meet them and what kinds of relationships they have with third parties.
All these things allow us to coordinate our social relationshhips within
a group more effectively. And this is likely to be especially important
in the dispersed groups that are characteristic of humans.
This could explain our fascination for social gossip in the newspapers,
and why gossip about relationships accounts for an overwhelming proportion
of human conversations. Even conversation in such august places as university
coffee rooms tend to wing back and forth between academic issues and gossip
about individuals. To get some idea of ow important gossip is, we monitored
conversations in a university refectory, scoring the topic at 30-second
intervals. Social relationships and personal experiences accounted for
about 70 per cent of conversation time. About half of this was devoted
to he relationships or experiences of third parties (people not present).
Males, however, tended to talk more about their own relationships and experiences
whereas females tended to talk most about other people’s.
This is interesting because it can be interpreted as suggesting hat
language evolved in the conext of social bonding between females. Most
anthropologists have assumed that it evolved in the context of male-male
relationships, during hunting for example. The suggestion that female-female
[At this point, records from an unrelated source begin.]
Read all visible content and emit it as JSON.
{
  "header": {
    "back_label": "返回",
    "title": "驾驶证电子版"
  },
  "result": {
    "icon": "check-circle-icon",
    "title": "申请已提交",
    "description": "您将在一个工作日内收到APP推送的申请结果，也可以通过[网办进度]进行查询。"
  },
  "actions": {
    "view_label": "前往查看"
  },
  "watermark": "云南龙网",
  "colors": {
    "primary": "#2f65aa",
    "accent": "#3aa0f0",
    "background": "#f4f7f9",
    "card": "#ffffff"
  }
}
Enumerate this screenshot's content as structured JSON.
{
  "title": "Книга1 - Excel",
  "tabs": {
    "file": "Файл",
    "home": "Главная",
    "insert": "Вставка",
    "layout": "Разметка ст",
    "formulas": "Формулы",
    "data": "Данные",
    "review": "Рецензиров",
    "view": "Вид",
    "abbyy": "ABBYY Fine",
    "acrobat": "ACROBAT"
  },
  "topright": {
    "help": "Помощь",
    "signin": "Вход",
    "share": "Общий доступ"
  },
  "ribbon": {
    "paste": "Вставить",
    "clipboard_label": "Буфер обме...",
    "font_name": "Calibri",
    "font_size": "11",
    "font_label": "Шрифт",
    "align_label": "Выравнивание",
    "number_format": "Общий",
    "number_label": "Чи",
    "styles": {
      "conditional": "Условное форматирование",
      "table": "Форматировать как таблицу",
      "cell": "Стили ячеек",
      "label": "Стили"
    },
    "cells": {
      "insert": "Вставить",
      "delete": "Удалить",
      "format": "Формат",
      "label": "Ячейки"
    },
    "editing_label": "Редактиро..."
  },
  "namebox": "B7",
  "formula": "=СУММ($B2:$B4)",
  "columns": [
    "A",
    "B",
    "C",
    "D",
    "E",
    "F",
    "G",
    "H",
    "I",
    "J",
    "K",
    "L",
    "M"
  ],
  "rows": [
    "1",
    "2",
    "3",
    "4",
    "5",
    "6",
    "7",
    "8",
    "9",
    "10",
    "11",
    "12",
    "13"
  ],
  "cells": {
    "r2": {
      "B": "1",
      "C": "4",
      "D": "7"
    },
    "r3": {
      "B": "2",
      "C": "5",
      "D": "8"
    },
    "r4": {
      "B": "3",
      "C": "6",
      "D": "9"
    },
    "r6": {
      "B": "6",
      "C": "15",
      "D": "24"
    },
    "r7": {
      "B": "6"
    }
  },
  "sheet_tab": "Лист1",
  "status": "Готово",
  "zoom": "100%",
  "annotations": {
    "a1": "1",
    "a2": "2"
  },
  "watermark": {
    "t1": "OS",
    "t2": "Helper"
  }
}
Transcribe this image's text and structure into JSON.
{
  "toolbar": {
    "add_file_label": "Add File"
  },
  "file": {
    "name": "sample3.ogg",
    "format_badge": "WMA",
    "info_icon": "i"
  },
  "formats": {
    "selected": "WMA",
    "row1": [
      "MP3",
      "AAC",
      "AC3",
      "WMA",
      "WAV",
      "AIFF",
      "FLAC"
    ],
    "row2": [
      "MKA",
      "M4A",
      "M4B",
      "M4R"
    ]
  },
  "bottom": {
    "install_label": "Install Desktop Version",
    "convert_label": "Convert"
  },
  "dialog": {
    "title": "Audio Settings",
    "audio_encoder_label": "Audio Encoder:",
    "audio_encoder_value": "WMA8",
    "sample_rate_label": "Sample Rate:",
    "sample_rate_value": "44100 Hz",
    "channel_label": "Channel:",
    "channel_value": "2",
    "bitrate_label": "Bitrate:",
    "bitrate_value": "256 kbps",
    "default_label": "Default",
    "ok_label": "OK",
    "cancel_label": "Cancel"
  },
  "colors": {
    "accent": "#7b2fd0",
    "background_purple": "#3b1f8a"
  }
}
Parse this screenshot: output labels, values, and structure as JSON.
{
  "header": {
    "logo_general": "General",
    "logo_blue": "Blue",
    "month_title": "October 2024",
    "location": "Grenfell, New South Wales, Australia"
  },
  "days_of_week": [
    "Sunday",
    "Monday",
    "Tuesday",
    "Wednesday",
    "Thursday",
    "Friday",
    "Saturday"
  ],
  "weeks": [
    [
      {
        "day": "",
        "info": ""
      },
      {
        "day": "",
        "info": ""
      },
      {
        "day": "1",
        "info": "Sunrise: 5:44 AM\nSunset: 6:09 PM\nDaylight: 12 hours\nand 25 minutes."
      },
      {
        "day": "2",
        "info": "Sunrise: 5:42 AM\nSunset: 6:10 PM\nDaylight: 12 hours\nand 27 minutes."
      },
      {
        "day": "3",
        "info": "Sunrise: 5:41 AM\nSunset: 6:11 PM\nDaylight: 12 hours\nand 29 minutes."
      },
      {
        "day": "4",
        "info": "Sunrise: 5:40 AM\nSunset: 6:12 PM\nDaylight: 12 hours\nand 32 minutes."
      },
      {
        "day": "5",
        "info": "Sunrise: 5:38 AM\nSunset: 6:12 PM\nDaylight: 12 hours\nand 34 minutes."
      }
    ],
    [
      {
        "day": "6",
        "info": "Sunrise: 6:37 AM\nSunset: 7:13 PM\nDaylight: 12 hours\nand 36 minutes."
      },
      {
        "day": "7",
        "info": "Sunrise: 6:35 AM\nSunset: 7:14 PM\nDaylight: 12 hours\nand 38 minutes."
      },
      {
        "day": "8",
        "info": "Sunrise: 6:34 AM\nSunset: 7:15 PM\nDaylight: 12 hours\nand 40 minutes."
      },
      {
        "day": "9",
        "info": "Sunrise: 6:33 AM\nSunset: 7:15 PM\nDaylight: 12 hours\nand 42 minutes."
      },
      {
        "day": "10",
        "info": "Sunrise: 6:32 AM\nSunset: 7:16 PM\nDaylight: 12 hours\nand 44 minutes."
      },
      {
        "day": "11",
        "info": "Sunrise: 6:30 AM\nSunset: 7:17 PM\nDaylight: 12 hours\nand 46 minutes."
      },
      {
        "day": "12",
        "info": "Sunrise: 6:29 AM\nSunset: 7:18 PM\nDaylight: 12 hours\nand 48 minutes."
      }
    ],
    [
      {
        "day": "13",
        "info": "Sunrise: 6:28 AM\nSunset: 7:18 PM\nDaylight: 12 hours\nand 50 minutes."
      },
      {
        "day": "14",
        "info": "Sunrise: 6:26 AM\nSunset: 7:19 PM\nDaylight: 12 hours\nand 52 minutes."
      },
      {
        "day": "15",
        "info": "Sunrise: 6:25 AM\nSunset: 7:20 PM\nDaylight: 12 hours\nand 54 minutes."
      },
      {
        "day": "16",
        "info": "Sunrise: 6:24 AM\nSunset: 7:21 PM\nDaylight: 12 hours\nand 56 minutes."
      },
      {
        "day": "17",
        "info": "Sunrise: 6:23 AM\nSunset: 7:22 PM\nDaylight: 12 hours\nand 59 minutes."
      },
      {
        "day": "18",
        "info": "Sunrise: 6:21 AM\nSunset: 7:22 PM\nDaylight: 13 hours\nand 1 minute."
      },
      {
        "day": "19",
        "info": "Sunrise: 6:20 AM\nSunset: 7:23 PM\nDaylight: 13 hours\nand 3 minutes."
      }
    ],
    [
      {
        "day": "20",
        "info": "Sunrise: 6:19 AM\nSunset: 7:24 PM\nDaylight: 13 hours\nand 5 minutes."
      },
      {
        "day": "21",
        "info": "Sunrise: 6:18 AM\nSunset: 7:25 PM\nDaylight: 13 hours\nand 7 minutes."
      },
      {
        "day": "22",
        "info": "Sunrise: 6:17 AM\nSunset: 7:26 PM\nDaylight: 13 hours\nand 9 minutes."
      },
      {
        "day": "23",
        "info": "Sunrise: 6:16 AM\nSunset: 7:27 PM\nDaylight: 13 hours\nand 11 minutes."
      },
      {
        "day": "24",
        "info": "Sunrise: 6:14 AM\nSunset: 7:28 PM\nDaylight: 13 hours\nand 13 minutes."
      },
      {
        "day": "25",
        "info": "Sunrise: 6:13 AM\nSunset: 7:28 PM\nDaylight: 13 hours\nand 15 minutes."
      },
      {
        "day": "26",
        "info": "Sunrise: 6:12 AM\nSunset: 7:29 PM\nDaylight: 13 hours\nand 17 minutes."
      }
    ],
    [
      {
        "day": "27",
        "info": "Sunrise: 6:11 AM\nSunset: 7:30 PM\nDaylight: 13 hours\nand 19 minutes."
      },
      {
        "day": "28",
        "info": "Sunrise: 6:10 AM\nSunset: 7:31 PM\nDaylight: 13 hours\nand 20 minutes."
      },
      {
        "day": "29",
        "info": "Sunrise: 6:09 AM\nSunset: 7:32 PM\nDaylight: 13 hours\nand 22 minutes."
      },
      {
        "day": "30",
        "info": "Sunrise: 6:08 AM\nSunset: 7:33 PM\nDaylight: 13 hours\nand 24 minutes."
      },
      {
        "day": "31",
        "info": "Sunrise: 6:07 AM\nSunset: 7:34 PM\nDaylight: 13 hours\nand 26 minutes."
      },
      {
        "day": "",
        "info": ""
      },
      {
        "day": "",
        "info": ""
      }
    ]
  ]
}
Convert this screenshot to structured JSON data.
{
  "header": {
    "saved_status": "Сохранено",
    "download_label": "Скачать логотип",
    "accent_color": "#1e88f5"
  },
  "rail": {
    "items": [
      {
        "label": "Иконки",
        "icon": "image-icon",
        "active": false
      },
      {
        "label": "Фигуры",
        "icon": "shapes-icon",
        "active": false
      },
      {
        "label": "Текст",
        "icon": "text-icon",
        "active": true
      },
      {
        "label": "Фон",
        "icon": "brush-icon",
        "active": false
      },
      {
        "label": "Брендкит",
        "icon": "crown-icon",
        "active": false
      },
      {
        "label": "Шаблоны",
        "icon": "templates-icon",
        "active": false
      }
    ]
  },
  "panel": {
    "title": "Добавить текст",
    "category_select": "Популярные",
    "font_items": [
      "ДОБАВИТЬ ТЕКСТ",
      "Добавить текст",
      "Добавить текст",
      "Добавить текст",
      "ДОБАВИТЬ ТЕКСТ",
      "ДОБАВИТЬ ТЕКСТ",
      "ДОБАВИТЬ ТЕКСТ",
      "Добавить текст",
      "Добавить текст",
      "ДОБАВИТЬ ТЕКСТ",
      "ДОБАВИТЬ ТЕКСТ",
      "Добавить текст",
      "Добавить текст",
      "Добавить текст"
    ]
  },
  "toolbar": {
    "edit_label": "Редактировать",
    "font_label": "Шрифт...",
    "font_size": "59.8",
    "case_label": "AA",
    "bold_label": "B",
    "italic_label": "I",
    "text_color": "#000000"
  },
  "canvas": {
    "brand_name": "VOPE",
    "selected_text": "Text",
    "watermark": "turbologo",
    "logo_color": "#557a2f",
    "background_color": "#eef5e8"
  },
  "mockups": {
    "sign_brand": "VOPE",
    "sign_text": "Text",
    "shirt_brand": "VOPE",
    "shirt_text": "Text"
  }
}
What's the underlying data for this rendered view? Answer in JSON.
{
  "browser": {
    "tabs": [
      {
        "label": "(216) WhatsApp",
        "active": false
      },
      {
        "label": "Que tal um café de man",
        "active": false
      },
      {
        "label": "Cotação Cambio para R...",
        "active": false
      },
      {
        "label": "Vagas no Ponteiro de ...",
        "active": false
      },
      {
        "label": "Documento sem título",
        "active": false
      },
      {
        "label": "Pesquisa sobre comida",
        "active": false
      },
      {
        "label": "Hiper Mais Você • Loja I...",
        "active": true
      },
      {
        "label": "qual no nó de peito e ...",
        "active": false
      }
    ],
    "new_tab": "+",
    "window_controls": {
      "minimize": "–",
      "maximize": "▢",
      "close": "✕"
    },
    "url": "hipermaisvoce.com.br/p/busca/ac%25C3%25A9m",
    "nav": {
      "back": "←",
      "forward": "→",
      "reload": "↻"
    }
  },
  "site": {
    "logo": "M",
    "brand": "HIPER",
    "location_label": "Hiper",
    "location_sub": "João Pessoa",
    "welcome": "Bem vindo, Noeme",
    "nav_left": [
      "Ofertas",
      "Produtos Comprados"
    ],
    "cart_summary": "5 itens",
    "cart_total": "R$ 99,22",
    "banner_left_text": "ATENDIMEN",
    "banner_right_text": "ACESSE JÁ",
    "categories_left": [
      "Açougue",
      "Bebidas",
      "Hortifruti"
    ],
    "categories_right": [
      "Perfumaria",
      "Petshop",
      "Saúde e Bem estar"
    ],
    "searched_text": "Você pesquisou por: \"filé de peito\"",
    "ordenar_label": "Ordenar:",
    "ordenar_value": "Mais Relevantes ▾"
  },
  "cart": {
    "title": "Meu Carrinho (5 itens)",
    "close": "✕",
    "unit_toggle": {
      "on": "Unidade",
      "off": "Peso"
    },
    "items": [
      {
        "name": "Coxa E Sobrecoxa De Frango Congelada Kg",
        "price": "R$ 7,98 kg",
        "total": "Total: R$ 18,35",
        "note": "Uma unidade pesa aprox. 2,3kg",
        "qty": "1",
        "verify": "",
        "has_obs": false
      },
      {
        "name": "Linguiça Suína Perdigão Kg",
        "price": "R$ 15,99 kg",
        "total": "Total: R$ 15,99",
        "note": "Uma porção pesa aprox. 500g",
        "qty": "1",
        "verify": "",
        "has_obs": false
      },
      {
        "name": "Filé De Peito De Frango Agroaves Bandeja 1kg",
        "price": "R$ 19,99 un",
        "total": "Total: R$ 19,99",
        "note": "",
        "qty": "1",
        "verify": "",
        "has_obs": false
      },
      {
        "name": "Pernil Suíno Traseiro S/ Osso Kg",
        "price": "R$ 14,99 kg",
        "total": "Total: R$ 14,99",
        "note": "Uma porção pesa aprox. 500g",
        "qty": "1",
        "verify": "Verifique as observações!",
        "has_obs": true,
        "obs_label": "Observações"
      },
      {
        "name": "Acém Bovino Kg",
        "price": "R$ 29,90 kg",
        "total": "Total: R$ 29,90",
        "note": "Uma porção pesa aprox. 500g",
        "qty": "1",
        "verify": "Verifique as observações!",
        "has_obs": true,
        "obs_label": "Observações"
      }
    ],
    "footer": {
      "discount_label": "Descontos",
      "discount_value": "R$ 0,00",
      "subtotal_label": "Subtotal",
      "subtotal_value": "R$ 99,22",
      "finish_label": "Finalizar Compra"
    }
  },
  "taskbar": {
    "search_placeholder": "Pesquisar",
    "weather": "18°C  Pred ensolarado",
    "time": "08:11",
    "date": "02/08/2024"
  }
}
bonding, based on knowledge of the relationships of
other individuals, was more important fits much better with views about
the structure of nonhuman primare societies where relationships between
females are all- important.
That conversations allow us to exchange information about people who
are not present is vitally important. It allows us to teach others how
to relate to individuals they have never seen before. Combined with the
fact that language also makes it easy to categorise people into types,
we can learn how to relate to classes of individuals rather than being
restricted to single individuals as primates are in grooming. For example,
we can give types of individuals special markers, such as dog collars,
white lab coats or large blue helmets, which allow us to behave appropriately
towards them even though we have never met before. Without that knowledge,
it would take us days to work out the basis of a relationship.
Classifications and social conventions allow us to broaden the network
of social relationships by making networks of networks, and this in turn
allows us to create very large groups indeed. Of course, the level of the
relationship is necessarily rather crude but at least it allows us to avoid
major social faux pas at the more superficial levels of interaction when
we first meet someone. Significantly, when it comes to really intense relationships
that are especially important to us, we invariably abandon language and
revert to that old-fashioned primate form of direct interaction—mutual
What we seem to have here, then, is a new theory for the evolution of
language that also seems to account for a number of other facets of human
behaviour. The theory explains why gossip about other people is so fascinating;
it explains why human societies are so often hierarchies; it predicts the
small size of conversation groups; it meshes well with our general understanding
of why primates have larger brains than other mammals, and it agrees with
the general view that language only evolved with the appearance of Homo
What it does not explain, of course, is why our ancestors should have
needed to live in groups of about 150. It is unlikely that this has anything
to do with defence against predators (the main reason why most nonhuman
primates live in groups) because human groups far exceed the sizes of all
other primate groups. But it might have something to do with the management
or defence of resources, particularly dispersed resources such as water
holes that nomadic hunter-gatherers might have had to depend on at certain
times of the year.
Robin Dunbar is professor of biological anthropology at University